179

What is the Max VO2 in Women?

Runners - 65Swimmers - 56Sedentary - 39

180

What is the Max VO2 in Men

Runners - 80Swimmers - 75Sedentary - 44

181

Definition:Oxygen Deficit

Definition:The difference between the total oxygen consumed and the total oxygen that should have been consumed if a steady rate of aerobic metabolism has been reached at the start of the exercise

182

Definition:Oxygen Debt (EPOC)

Definition:Oxygen consumed during the recovery that exceeds the amount of oxygen that would be consumed at resting levels.

183

Definition:EPOC

Definition:Excess Post-exercise Oxygen Consumption

184

What is the smallest contractile unit of the skeletal muscle?

The Sarcomere

185

Definition:Muscle Unit

Definition:A single alpha motor neuron and all of the muscle fibers that neuron activates

186

Definition:
Cardiac Output (Q)

Definition:
HR (Hear Rate) x SV (Stroke Volume)

187

Definition:
Stroke Volume

Definition:
The amount of blood pumped out of the left ventricle in each cardiac cycle

188

Which factors regulate Stroke Volume?

End-Diastolic Volume
Sympathetic Hormones

189

What are the potential limiting factors in the Cardiovascular system?

Respiration
Central Circulation
Peripheral Circulation
Muscle Metabolism

190

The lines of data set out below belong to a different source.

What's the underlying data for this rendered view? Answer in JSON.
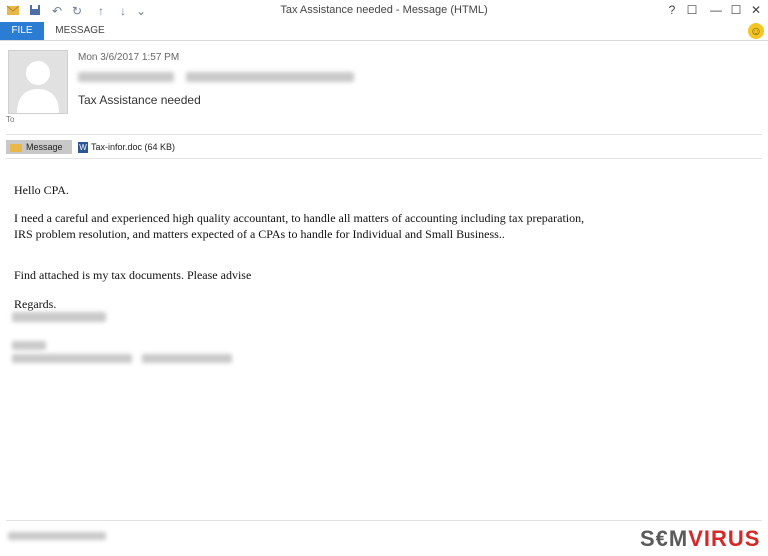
{
  "window": {
    "title": "Tax Assistance needed - Message (HTML)",
    "help": "?",
    "minimize": "—",
    "maximize": "☐",
    "close": "✕"
  },
  "quick_access": {
    "save_icon": "save-icon",
    "undo": "↶",
    "redo": "↻",
    "up": "↑",
    "down": "↓",
    "more": "⌄"
  },
  "ribbon": {
    "tabs": [
      "FILE",
      "MESSAGE"
    ],
    "smiley": "☺"
  },
  "header": {
    "date": "Mon 3/6/2017 1:57 PM",
    "subject": "Tax Assistance needed",
    "to_label": "To"
  },
  "attachments": {
    "message_tab": "Message",
    "file_name": "Tax-infor.doc (64 KB)"
  },
  "body": {
    "greeting": "Hello CPA.",
    "para1_line1": "I need a careful and experienced high quality accountant, to handle all matters of accounting including tax preparation,",
    "para1_line2": "IRS problem resolution, and matters expected of a CPAs to handle for Individual and Small Business..",
    "para2": "Find attached is my tax documents. Please advise",
    "closing": "Regards."
  },
  "watermark": {
    "part1": "S€M",
    "part2": "VIRUS"
  },
  "colors": {
    "accent": "#2b7cd3",
    "brand_red": "#d62828"
  }
}
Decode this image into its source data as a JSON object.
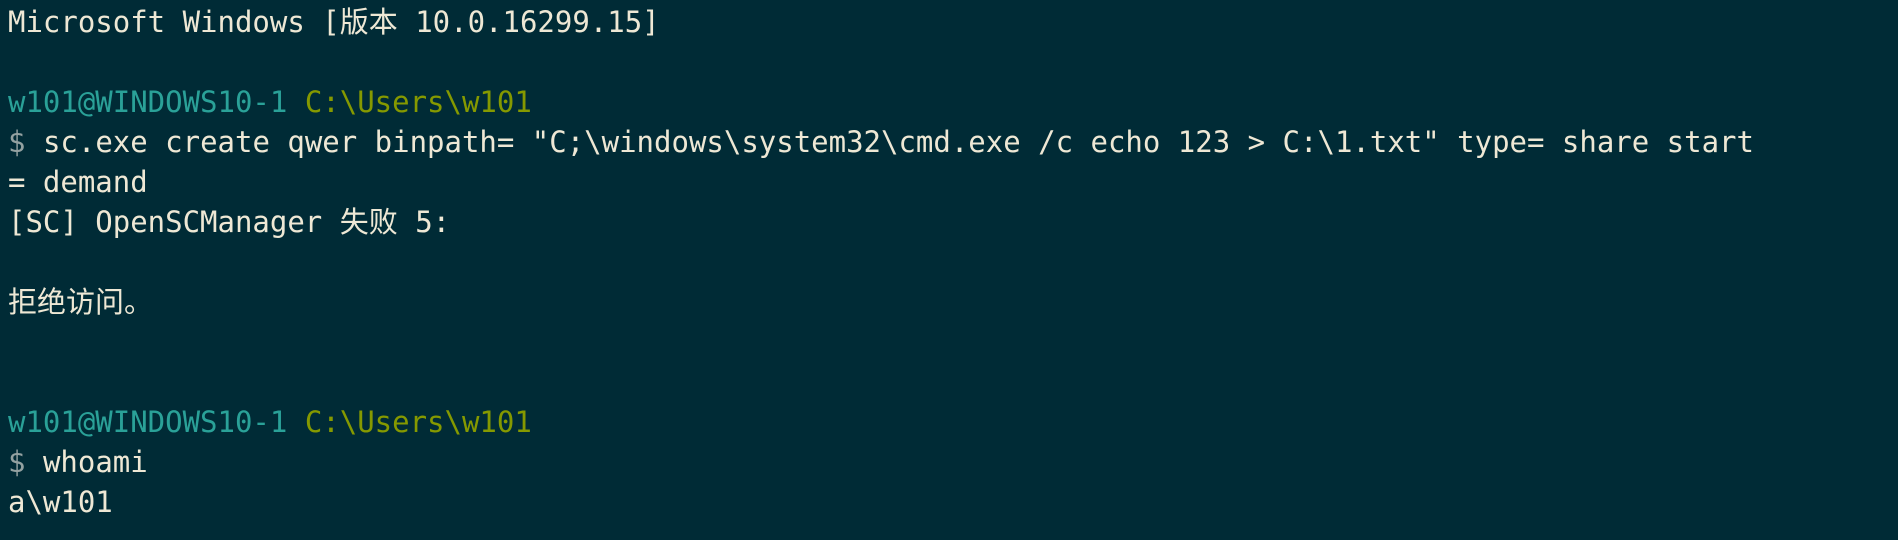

Definition:
Training Sensitive Zone

Definition:
220-age = MHR
70-90% of MHR for fitness

191

What are the limitations on HR max regarding age populations?

HRmax in younger adults is overestimated, while it is underestimated in older adults

192

Definition:
Karvonen Method

Definition:
Target HR = restingHR + Training Interval (MHR-restingHR)

193

What is the Karvonen Method useful in determining?

Target HR per Training Interval (%)

194

What are the cardiovascular adaptations to exercise?

RHR decreases
BP decreases

195

Which part of the heart hypertrophies with aerobic training?

Left ventricular volume

196

Which part of the heart hypertrophies with strength training?

Interventricular wall thickness

197

Definition:
Cardiovascular Drift

Definition:
A progressive increase in HR and decrease in SV that begins approximately 10 minutes into prolonged moderate intensity exercise. Greater with hotter temperatures.

198

Definition:
Heart Rate Variability

Definition:
The measurement of the interval between consecutive beats

199

How is HRV measured?

The interval between successive normal complexes (N-N)

200

Definition:
Tidal Volume (TV)

Definition:
Normal breathing volume exchange

201

Definition:
Inspiratory Reserve Volume (IRV)

Definition:
Maximum possible to the upper end of TV

202

Definition:
Expiratory Reserve Volume (ERV)

Definition:
Maximum Voluntary Respiration to lower end of TV

203

Definition:
Residual Volume (RV)

Definition:
Maximum Voluntary Respiration to Minimum possible

204

Definition:
Functional Residual Capacity

Definition:
ERV + RV

205

Definition:
Forced Vital Capacity (FVC)

Definition: